Question: I often get asked about “how to be in solidarity” with people of a different race or faith from you. People seem to be looking for examples.
Response: Larycia A. Hawkins, an associate professor of political science at the evangelical Christian college Wheaton College showed us this week what it looks like to stand with Muslim women.
According to the Chicago Tribune, “Hawkins announced last week that she would wear a traditional headscarf as part of her devotion during Advent, the contemplative period preceding Christmas on the Christian calendar. She wished to show support for Muslims who have felt under attack because of harsh rhetoric on social media and the presidential campaign trail since mass shootings in Paris and San Bernardino, Calif.”
Ms. Hawkins wanted to make sure that what she thought would be an act of solidarity did not become cultural appropriation.

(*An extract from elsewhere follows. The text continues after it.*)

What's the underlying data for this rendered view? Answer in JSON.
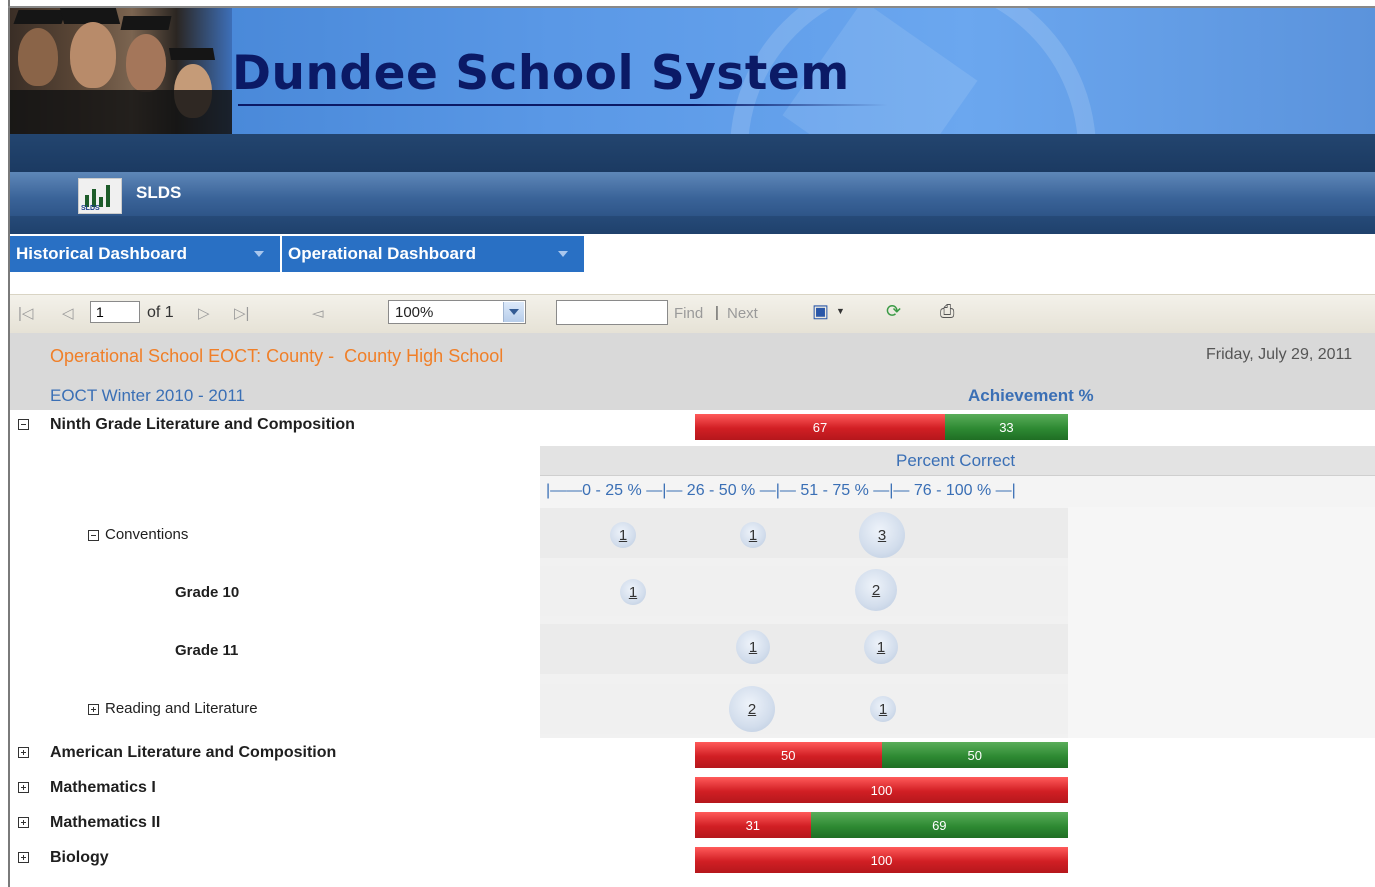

One step she took was contacting staff members at the Council on American Islamic Relations (CAIR) to see whether they thought the “Muslim community” would see her gesture as patronizing or offensive. According to Ms. Hawkins’s Facebook post, the council’s staff members said they would welcome the gesture. And, CAIR has been standing with Ms. Hawkins in support since she was suspended.
Ms. Hawkins went forward with this gesture of solidarity, wearing hijab to class and was promptly put on leave by Wheaton College.
Ms. Hawkins also made a clear statement of theological solidarity saying, “I stand in religious solidarity with Muslims because they, like me, a Christian, are people of the book, and as Pope Francis stated last week, we worship the same God.”
Thank you Ms. Hawkins for standing with Muslim women, and for showing us all what an ally looks like.
Wheaton claims that it was Ms. Hawkins statement not her action of wearing hijab that got her put on leave.
Students have been getting the act (showing us some hope for the future) Chicago Tribune reported that
Myra Hooks, 21, a senior biology major from Warsaw, Ind., said the suspension reflects misplaced priorities.
“We really should be focused on our love and support for Muslims, and shouldn’t let our theological clarities shut that out,” she said.
More information on The Chronicle of Higher Education and The Chicago Tribune and CAIR Press Release